Military exercises with US begin in West Africa
Military exercises bringing together armed forces from Africa and Europe under US supervision began in Burkina Faso on Monday, aimed at reinforcing the continent's fight against extremist groups.
The exercises "will facilitate regional cooperation on security and the fight against terrorist organisations," Anthony Holmes, deputy commander of civilian-military activities for Africom, the US military command for Africa, said in Ouagadougou.
The exercises will run in the Sahel-Saharan region and neighbouring countries of West Africa until May 22.

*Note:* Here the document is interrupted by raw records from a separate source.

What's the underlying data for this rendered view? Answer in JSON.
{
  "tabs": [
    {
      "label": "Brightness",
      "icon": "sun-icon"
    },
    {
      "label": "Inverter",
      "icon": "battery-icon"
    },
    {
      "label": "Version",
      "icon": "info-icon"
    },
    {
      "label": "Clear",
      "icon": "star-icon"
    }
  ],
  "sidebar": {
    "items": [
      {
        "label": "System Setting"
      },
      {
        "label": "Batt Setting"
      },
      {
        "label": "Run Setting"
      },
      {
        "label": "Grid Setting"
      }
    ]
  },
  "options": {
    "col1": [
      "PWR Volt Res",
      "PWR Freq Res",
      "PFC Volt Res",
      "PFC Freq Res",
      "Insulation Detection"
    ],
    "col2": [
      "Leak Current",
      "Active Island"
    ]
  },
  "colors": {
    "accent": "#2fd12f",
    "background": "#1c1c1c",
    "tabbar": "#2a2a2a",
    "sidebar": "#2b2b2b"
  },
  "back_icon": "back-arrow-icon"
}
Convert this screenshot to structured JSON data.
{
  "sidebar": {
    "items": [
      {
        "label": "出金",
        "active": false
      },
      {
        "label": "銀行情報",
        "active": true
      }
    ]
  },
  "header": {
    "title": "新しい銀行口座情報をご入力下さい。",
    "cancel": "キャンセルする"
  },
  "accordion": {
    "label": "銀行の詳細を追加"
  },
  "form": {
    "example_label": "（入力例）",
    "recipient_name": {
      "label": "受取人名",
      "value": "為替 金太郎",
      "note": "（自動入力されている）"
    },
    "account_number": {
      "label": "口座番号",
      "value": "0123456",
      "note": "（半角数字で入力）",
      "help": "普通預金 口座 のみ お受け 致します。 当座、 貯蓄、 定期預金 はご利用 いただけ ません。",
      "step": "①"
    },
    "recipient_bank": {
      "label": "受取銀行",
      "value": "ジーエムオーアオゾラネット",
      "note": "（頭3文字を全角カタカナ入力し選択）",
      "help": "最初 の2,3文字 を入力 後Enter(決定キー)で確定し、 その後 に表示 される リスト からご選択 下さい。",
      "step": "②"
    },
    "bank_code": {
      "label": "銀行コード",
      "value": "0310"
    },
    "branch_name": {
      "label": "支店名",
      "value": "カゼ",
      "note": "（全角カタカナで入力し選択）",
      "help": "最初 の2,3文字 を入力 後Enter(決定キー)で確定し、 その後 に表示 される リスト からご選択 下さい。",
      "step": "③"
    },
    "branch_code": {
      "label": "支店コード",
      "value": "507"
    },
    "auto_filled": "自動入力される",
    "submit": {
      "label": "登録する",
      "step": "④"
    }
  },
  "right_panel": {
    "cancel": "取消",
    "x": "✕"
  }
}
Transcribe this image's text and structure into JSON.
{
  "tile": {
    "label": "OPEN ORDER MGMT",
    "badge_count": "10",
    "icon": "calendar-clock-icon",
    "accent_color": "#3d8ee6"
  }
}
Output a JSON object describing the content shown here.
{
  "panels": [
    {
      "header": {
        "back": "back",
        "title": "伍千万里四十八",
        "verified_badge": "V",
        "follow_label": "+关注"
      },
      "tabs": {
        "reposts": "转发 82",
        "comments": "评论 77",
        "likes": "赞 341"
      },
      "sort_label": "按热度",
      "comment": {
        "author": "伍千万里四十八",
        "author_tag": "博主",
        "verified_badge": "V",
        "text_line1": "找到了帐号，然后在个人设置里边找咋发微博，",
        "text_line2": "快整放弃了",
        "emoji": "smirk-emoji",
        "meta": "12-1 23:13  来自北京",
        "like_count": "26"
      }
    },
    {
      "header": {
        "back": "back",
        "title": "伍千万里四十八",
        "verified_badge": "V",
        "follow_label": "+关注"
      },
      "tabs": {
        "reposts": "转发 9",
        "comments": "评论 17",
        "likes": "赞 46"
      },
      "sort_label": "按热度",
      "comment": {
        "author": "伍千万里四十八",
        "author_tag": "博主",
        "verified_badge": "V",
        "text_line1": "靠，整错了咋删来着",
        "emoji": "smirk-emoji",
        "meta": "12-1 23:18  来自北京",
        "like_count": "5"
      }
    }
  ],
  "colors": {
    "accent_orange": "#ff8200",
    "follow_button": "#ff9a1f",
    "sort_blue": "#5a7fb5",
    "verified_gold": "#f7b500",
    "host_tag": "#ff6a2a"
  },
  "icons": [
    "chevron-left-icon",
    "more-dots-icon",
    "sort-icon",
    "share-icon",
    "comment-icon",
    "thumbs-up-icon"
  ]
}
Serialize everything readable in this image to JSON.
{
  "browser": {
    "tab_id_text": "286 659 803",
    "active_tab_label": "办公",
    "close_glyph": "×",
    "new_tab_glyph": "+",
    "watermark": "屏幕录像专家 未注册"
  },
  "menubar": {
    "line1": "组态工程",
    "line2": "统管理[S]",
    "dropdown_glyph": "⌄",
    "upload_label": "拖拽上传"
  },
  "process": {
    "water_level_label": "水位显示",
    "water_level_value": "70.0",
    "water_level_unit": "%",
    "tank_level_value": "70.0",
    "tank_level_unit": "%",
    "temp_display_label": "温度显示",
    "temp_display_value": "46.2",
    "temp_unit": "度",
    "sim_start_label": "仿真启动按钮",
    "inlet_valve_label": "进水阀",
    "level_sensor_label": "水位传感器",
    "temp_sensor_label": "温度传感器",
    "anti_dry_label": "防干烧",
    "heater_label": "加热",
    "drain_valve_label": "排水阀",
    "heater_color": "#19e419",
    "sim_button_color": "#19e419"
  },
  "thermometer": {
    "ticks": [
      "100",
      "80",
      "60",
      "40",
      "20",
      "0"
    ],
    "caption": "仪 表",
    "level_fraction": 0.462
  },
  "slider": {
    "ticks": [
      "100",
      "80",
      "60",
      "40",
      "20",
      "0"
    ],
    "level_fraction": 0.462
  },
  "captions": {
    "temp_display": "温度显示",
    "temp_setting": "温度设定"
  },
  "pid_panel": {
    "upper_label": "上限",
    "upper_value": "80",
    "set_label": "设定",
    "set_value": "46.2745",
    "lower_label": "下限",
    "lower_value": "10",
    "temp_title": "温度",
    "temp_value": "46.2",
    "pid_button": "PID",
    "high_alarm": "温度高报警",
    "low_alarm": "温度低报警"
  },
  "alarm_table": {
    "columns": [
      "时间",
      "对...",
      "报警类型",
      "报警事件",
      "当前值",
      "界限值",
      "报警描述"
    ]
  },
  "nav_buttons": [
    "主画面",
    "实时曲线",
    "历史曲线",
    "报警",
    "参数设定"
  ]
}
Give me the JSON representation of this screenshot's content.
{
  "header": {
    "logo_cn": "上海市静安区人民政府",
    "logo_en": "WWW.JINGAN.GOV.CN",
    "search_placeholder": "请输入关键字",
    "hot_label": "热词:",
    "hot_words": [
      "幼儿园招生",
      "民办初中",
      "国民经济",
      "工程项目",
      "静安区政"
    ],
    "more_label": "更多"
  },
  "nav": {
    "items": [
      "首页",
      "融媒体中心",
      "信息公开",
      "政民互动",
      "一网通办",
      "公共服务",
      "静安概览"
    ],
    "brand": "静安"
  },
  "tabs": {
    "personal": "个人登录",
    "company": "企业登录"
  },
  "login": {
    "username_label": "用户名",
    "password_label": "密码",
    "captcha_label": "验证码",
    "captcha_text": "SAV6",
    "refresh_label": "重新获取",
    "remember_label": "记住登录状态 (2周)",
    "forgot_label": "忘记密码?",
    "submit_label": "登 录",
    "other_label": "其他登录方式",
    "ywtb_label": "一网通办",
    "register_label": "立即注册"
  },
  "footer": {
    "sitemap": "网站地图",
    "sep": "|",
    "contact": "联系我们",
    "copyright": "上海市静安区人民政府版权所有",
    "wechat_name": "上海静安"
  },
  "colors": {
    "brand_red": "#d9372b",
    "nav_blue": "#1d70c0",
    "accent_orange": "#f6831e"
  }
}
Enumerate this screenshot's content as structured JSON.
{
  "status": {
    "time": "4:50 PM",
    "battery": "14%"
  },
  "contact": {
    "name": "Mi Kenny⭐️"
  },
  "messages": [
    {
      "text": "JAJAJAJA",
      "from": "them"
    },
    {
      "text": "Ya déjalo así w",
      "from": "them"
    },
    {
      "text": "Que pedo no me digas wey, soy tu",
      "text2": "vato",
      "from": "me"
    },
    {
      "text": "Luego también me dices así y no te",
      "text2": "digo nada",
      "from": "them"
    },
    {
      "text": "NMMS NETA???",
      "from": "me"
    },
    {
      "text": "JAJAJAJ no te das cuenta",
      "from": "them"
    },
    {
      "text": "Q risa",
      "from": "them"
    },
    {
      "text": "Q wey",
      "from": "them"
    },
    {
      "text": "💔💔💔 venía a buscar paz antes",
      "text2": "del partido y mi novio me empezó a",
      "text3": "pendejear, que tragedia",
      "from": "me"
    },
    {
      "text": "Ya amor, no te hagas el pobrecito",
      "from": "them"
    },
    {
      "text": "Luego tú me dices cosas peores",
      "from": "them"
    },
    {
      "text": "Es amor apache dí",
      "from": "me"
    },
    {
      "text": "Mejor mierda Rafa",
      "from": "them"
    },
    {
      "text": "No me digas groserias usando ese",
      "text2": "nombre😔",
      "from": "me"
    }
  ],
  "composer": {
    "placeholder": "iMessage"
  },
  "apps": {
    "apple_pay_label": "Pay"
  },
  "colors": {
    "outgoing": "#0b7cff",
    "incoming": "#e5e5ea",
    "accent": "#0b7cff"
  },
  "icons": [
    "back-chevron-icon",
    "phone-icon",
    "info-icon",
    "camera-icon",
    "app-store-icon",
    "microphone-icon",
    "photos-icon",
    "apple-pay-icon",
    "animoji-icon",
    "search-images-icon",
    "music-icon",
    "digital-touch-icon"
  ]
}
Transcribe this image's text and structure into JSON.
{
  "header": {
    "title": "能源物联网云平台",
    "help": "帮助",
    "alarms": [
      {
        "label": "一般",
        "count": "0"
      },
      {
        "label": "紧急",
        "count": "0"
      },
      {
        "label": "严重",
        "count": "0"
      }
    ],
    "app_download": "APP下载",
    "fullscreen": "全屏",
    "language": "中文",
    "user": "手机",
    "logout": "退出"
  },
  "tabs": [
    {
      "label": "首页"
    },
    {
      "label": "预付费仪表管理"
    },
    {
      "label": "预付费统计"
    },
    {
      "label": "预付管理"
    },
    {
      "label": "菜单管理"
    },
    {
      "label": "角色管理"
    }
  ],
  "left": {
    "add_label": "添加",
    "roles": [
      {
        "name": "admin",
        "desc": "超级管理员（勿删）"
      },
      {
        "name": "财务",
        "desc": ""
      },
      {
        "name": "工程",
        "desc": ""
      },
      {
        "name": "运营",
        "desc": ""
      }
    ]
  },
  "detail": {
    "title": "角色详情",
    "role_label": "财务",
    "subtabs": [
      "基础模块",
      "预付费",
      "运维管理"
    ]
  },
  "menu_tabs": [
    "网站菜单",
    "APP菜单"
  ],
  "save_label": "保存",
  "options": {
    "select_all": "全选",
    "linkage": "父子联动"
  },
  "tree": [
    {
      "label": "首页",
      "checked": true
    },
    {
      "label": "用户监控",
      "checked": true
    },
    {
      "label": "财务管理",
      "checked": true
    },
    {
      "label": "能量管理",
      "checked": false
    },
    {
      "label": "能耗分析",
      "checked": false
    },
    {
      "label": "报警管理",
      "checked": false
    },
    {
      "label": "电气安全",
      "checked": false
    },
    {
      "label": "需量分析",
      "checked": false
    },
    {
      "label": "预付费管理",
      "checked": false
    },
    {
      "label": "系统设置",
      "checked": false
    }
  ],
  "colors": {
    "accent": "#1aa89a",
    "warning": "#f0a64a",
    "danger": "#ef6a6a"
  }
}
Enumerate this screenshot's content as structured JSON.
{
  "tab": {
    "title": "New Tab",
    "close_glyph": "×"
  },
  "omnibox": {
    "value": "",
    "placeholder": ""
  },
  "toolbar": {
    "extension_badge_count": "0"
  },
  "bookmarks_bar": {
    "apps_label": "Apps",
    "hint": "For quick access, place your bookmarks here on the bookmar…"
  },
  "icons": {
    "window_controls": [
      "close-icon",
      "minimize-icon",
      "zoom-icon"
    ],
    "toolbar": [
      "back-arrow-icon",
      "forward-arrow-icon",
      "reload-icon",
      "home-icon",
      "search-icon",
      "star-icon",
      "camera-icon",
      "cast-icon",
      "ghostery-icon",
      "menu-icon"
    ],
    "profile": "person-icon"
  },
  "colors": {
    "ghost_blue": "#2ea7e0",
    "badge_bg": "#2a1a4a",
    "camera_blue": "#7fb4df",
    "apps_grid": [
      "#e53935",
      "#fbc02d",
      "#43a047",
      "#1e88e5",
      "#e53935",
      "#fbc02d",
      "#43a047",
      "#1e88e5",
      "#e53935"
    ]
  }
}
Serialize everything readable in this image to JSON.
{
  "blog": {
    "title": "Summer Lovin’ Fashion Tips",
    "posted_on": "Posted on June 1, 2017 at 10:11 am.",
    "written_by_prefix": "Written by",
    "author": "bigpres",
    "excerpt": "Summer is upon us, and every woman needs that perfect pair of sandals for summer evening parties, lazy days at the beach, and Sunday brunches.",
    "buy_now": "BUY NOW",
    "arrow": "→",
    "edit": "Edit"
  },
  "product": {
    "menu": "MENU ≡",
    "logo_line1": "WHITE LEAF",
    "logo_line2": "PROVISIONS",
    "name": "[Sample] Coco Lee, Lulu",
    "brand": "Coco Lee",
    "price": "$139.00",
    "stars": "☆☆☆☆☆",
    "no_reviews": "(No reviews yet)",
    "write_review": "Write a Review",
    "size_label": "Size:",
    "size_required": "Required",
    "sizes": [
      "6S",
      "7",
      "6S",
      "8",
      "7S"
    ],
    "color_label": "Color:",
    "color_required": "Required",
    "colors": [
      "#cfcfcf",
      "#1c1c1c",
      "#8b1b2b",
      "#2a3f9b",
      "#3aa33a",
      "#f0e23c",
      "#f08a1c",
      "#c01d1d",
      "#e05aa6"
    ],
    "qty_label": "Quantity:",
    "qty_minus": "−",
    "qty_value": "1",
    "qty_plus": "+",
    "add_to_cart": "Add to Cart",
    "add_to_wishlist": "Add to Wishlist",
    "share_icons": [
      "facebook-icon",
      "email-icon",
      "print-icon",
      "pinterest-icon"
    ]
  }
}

The Sahel-Saharan area has been a base for several years for Al-Qaeda in the Islamic Maghreb (Aqmi), which has seized Western hostages. It is also a zone plagued with drugs and human trafficking.
About 1,200 soldiers will take part in the exercises, including 600 US Special Forces, and some 400 African and 150 European troops.
Besides the hosts, the other African countries participating in the operation include Algeria, Mali, Morocco, Mauritania, Nigeria, Senegal, Chad and Tunisia, with European contingents from Belgium, Spain, France, Britain and the Netherlands.
Burkina Faso's Defence Minister Yero Boly said the exercises would establish a strategy for the countries in the region aimed "at the eradication of terrorism and trans-border criminality of all kinds," he said.
Boly also sought to quash rumours declaring that "Burkina Faso never proposed establishing an American military base or becoming the headquarters for Africom," he told journalists.
Holmes also stated that Africom would remain based in Germany.
Washington had tried to headquarter Africom on the continent when it was created in 2007, but was turned down by several African countries including Algeria and Nigeria.